#### Work to complete
All of the records below must be reproduced exactly, minus any pictures.

#### Dataset
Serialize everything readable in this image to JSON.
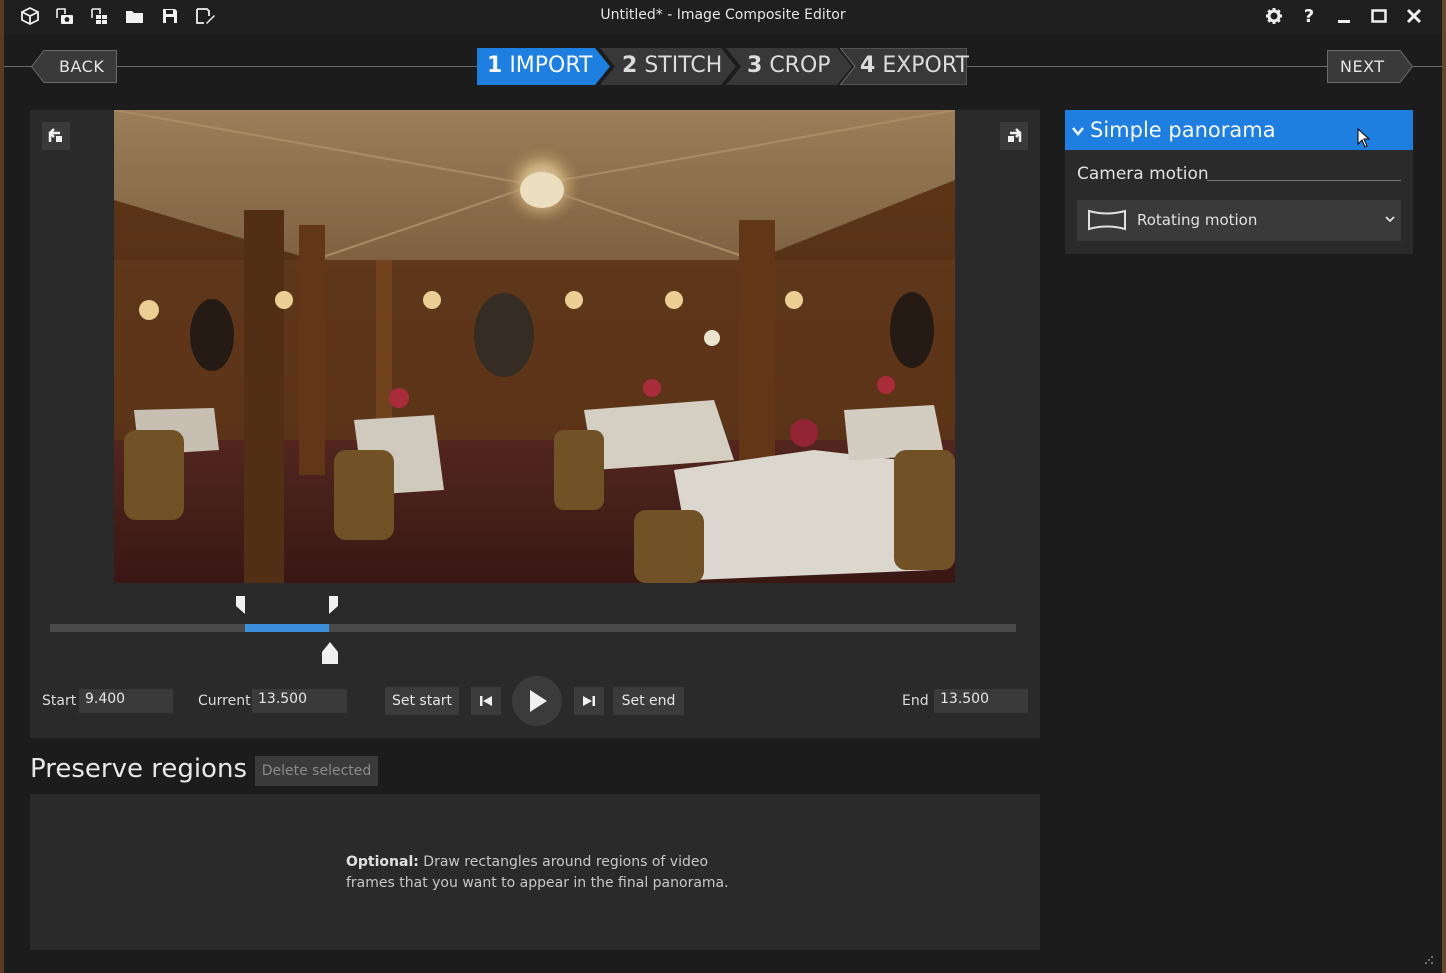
{
  "window": {
    "title": "Untitled* - Image Composite Editor"
  },
  "toolbar": {
    "icons": [
      "new-panorama-icon",
      "new-from-video-icon",
      "new-from-images-icon",
      "open-icon",
      "save-icon",
      "save-as-icon"
    ]
  },
  "window_controls": [
    "settings-icon",
    "help-icon",
    "minimize-icon",
    "maximize-icon",
    "close-icon"
  ],
  "workflow": {
    "back_label": "BACK",
    "next_label": "NEXT",
    "steps": [
      {
        "num": "1",
        "label": "IMPORT",
        "active": true
      },
      {
        "num": "2",
        "label": "STITCH",
        "active": false
      },
      {
        "num": "3",
        "label": "CROP",
        "active": false
      },
      {
        "num": "4",
        "label": "EXPORT",
        "active": false
      }
    ]
  },
  "timeline": {
    "start_label": "Start",
    "start_value": "9.400",
    "current_label": "Current",
    "current_value": "13.500",
    "end_label": "End",
    "end_value": "13.500",
    "set_start_label": "Set start",
    "set_end_label": "Set end"
  },
  "preserve": {
    "title": "Preserve regions",
    "delete_label": "Delete selected",
    "hint_bold": "Optional:",
    "hint_line1": " Draw rectangles around regions of video",
    "hint_line2": "frames that you want to appear in the final panorama."
  },
  "right_panel": {
    "header": "Simple panorama",
    "camera_motion_label": "Camera motion",
    "camera_motion_value": "Rotating motion"
  },
  "colors": {
    "accent": "#1f7fe0",
    "selection": "#3d8fdc"
  }
}
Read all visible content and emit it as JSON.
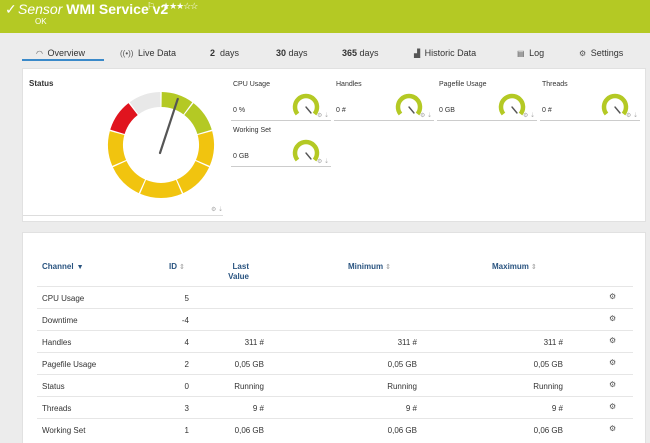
{
  "header": {
    "check": "✓",
    "kind": "Sensor",
    "name": "WMI Service v2",
    "flag": "⚐",
    "stars": "★★★☆☆",
    "status": "OK"
  },
  "tabs": [
    {
      "icon": "◠",
      "label": "Overview"
    },
    {
      "icon": "((•))",
      "label": "Live Data"
    },
    {
      "num": "2",
      "label": "days"
    },
    {
      "num": "30",
      "label": "days"
    },
    {
      "num": "365",
      "label": "days"
    },
    {
      "icon": "▟",
      "label": "Historic Data"
    },
    {
      "icon": "▤",
      "label": "Log"
    },
    {
      "icon": "⚙",
      "label": "Settings"
    }
  ],
  "status_panel": {
    "title": "Status",
    "gauge_level": 0.86,
    "segment_colors": {
      "green": "#b4c924",
      "yellow": "#f1c40f",
      "red": "#e0141e",
      "grey": "#e8e8e8"
    }
  },
  "mini_gauges": [
    {
      "label": "CPU Usage",
      "value": "0 %"
    },
    {
      "label": "Handles",
      "value": "0 #"
    },
    {
      "label": "Pagefile Usage",
      "value": "0 GB"
    },
    {
      "label": "Threads",
      "value": "0 #"
    },
    {
      "label": "Working Set",
      "value": "0 GB"
    }
  ],
  "table": {
    "headers": {
      "channel": "Channel",
      "id": "ID",
      "last_line1": "Last",
      "last_line2": "Value",
      "minimum": "Minimum",
      "maximum": "Maximum"
    },
    "rows": [
      {
        "channel": "CPU Usage",
        "id": "5",
        "last": "",
        "min": "",
        "max": ""
      },
      {
        "channel": "Downtime",
        "id": "-4",
        "last": "",
        "min": "",
        "max": ""
      },
      {
        "channel": "Handles",
        "id": "4",
        "last": "311 #",
        "min": "311 #",
        "max": "311 #"
      },
      {
        "channel": "Pagefile Usage",
        "id": "2",
        "last": "0,05 GB",
        "min": "0,05 GB",
        "max": "0,05 GB"
      },
      {
        "channel": "Status",
        "id": "0",
        "last": "Running",
        "min": "Running",
        "max": "Running"
      },
      {
        "channel": "Threads",
        "id": "3",
        "last": "9 #",
        "min": "9 #",
        "max": "9 #"
      },
      {
        "channel": "Working Set",
        "id": "1",
        "last": "0,06 GB",
        "min": "0,06 GB",
        "max": "0,06 GB"
      }
    ]
  }
}
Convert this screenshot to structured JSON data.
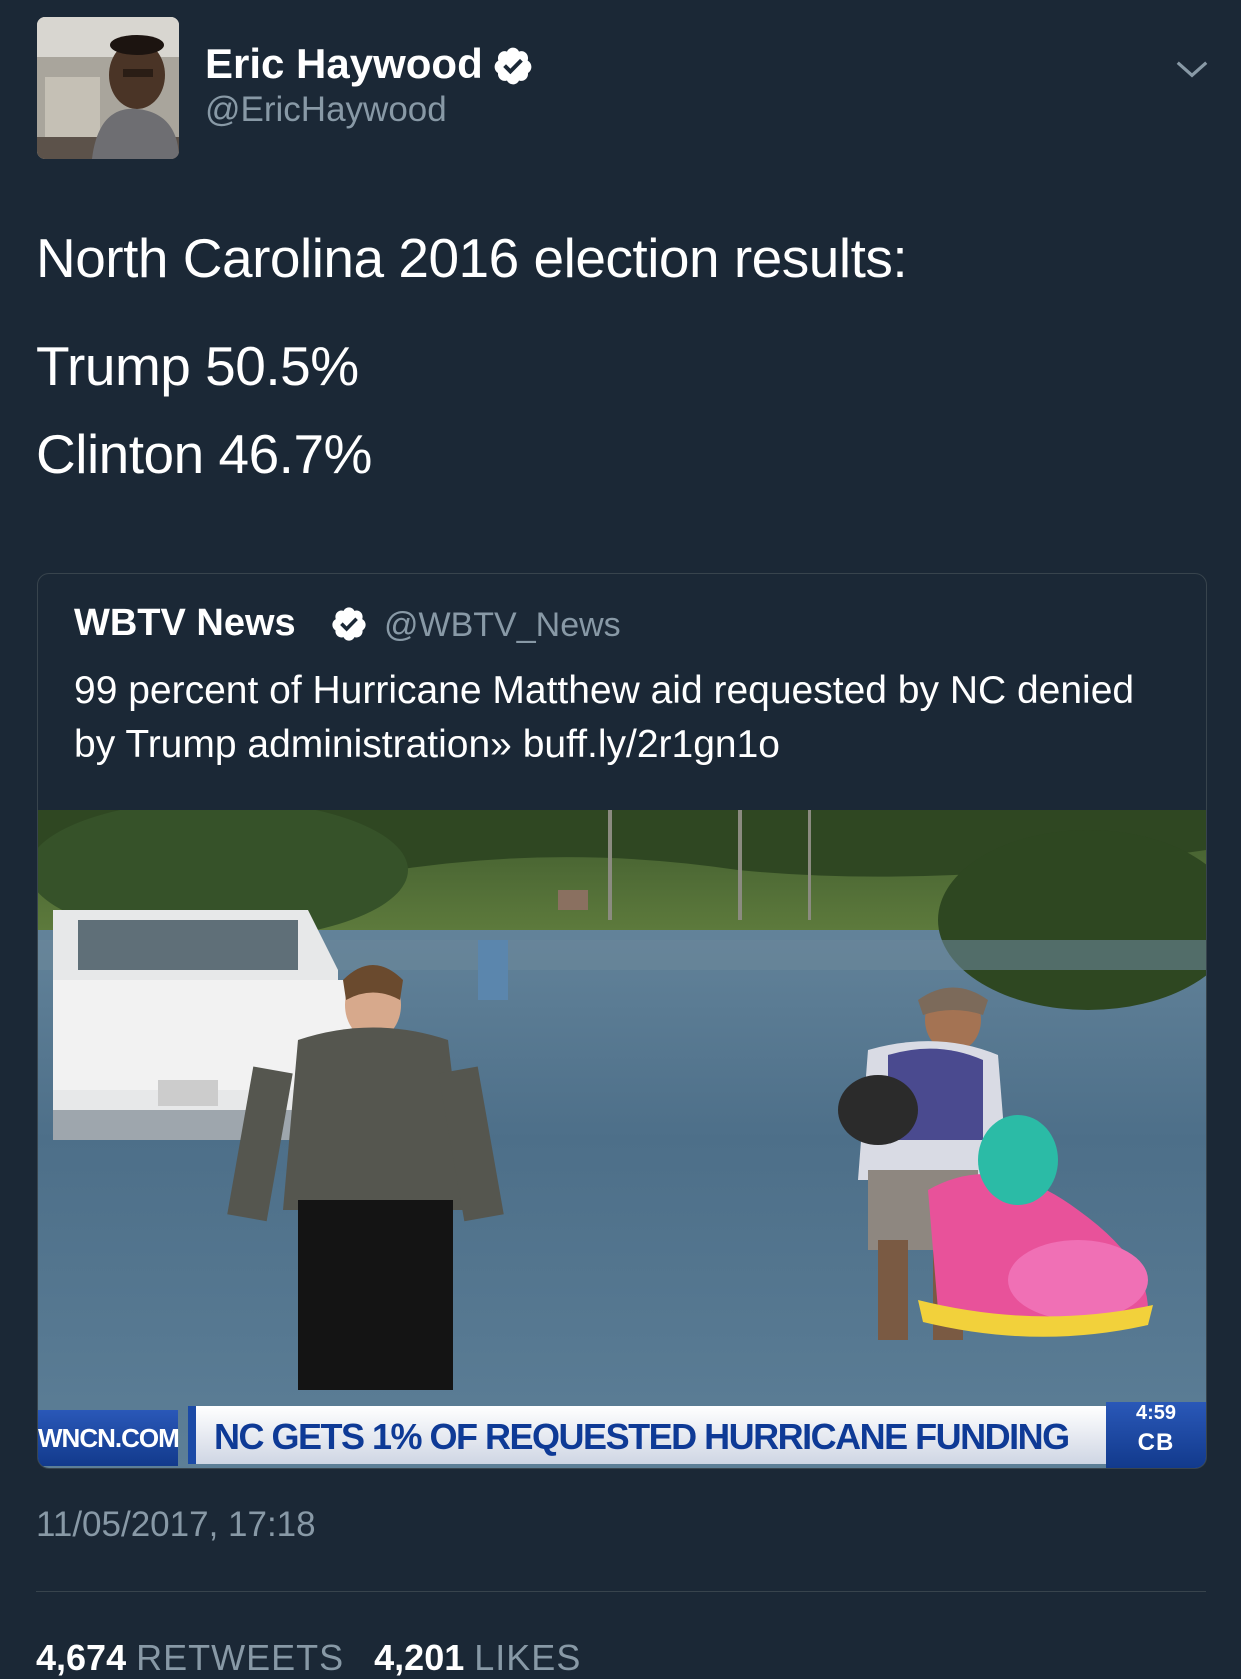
{
  "author": {
    "name": "Eric Haywood",
    "handle": "@EricHaywood"
  },
  "tweet": {
    "lines": [
      "North Carolina 2016 election results:",
      "Trump 50.5%",
      "Clinton 46.7%"
    ]
  },
  "quoted": {
    "name": "WBTV News",
    "handle": "@WBTV_News",
    "text": "99 percent of Hurricane Matthew aid requested by NC denied by Trump administration» buff.ly/2r1gn1o",
    "media": {
      "station_logo": "WNCN.COM",
      "headline": "NC GETS 1% OF REQUESTED HURRICANE FUNDING",
      "clock": "4:59",
      "network": "CB"
    }
  },
  "timestamp": "11/05/2017, 17:18",
  "stats": {
    "retweets_count": "4,674",
    "retweets_label": "RETWEETS",
    "likes_count": "4,201",
    "likes_label": "LIKES"
  },
  "colors": {
    "background": "#1b2836",
    "secondary_text": "#8899a6",
    "verified": "#ffffff"
  },
  "icons": [
    "verified-badge-icon",
    "chevron-down-icon"
  ]
}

#### Written response
Serialize everything readable in this image to JSON.
{
  "window": {
    "title": "Untitled* - Image Composite Editor"
  },
  "toolbar": {
    "icons": [
      "new-panorama-icon",
      "new-from-video-icon",
      "new-from-images-icon",
      "open-icon",
      "save-icon",
      "save-as-icon"
    ]
  },
  "window_controls": [
    "settings-icon",
    "help-icon",
    "minimize-icon",
    "maximize-icon",
    "close-icon"
  ],
  "workflow": {
    "back_label": "BACK",
    "next_label": "NEXT",
    "steps": [
      {
        "num": "1",
        "label": "IMPORT",
        "active": true
      },
      {
        "num": "2",
        "label": "STITCH",
        "active": false
      },
      {
        "num": "3",
        "label": "CROP",
        "active": false
      },
      {
        "num": "4",
        "label": "EXPORT",
        "active": false
      }
    ]
  },
  "timeline": {
    "start_label": "Start",
    "start_value": "9.400",
    "current_label": "Current",
    "current_value": "13.500",
    "end_label": "End",
    "end_value": "13.500",
    "set_start_label": "Set start",
    "set_end_label": "Set end"
  },
  "preserve": {
    "title": "Preserve regions",
    "delete_label": "Delete selected",
    "hint_bold": "Optional:",
    "hint_line1": " Draw rectangles around regions of video",
    "hint_line2": "frames that you want to appear in the final panorama."
  },
  "right_panel": {
    "header": "Simple panorama",
    "camera_motion_label": "Camera motion",
    "camera_motion_value": "Rotating motion"
  },
  "colors": {
    "accent": "#1f7fe0",
    "selection": "#3d8fdc"
  }
}
Read all visible content and emit it as JSON.
{
  "header": {
    "check": "✓",
    "kind": "Sensor",
    "name": "WMI Service v2",
    "flag": "⚐",
    "stars": "★★★☆☆",
    "status": "OK"
  },
  "tabs": [
    {
      "icon": "◠",
      "label": "Overview"
    },
    {
      "icon": "((•))",
      "label": "Live Data"
    },
    {
      "num": "2",
      "label": "days"
    },
    {
      "num": "30",
      "label": "days"
    },
    {
      "num": "365",
      "label": "days"
    },
    {
      "icon": "▟",
      "label": "Historic Data"
    },
    {
      "icon": "▤",
      "label": "Log"
    },
    {
      "icon": "⚙",
      "label": "Settings"
    }
  ],
  "status_panel": {
    "title": "Status",
    "gauge_level": 0.86,
    "segment_colors": {
      "green": "#b4c924",
      "yellow": "#f1c40f",
      "red": "#e0141e",
      "grey": "#e8e8e8"
    }
  },
  "mini_gauges": [
    {
      "label": "CPU Usage",
      "value": "0 %"
    },
    {
      "label": "Handles",
      "value": "0 #"
    },
    {
      "label": "Pagefile Usage",
      "value": "0 GB"
    },
    {
      "label": "Threads",
      "value": "0 #"
    },
    {
      "label": "Working Set",
      "value": "0 GB"
    }
  ],
  "table": {
    "headers": {
      "channel": "Channel",
      "id": "ID",
      "last_line1": "Last",
      "last_line2": "Value",
      "minimum": "Minimum",
      "maximum": "Maximum"
    },
    "rows": [
      {
        "channel": "CPU Usage",
        "id": "5",
        "last": "",
        "min": "",
        "max": ""
      },
      {
        "channel": "Downtime",
        "id": "-4",
        "last": "",
        "min": "",
        "max": ""
      },
      {
        "channel": "Handles",
        "id": "4",
        "last": "311 #",
        "min": "311 #",
        "max": "311 #"
      },
      {
        "channel": "Pagefile Usage",
        "id": "2",
        "last": "0,05 GB",
        "min": "0,05 GB",
        "max": "0,05 GB"
      },
      {
        "channel": "Status",
        "id": "0",
        "last": "Running",
        "min": "Running",
        "max": "Running"
      },
      {
        "channel": "Threads",
        "id": "3",
        "last": "9 #",
        "min": "9 #",
        "max": "9 #"
      },
      {
        "channel": "Working Set",
        "id": "1",
        "last": "0,06 GB",
        "min": "0,06 GB",
        "max": "0,06 GB"
      }
    ]
  }
}
Convert this screenshot to structured JSON data.
{
  "author": {
    "name": "Eric Haywood",
    "handle": "@EricHaywood"
  },
  "tweet": {
    "lines": [
      "North Carolina 2016 election results:",
      "Trump 50.5%",
      "Clinton 46.7%"
    ]
  },
  "quoted": {
    "name": "WBTV News",
    "handle": "@WBTV_News",
    "text": "99 percent of Hurricane Matthew aid requested by NC denied by Trump administration» buff.ly/2r1gn1o",
    "media": {
      "station_logo": "WNCN.COM",
      "headline": "NC GETS 1% OF REQUESTED HURRICANE FUNDING",
      "clock": "4:59",
      "network": "CB"
    }
  },
  "timestamp": "11/05/2017, 17:18",
  "stats": {
    "retweets_count": "4,674",
    "retweets_label": "RETWEETS",
    "likes_count": "4,201",
    "likes_label": "LIKES"
  },
  "colors": {
    "background": "#1b2836",
    "secondary_text": "#8899a6",
    "verified": "#ffffff"
  },
  "icons": [
    "verified-badge-icon",
    "chevron-down-icon"
  ]
}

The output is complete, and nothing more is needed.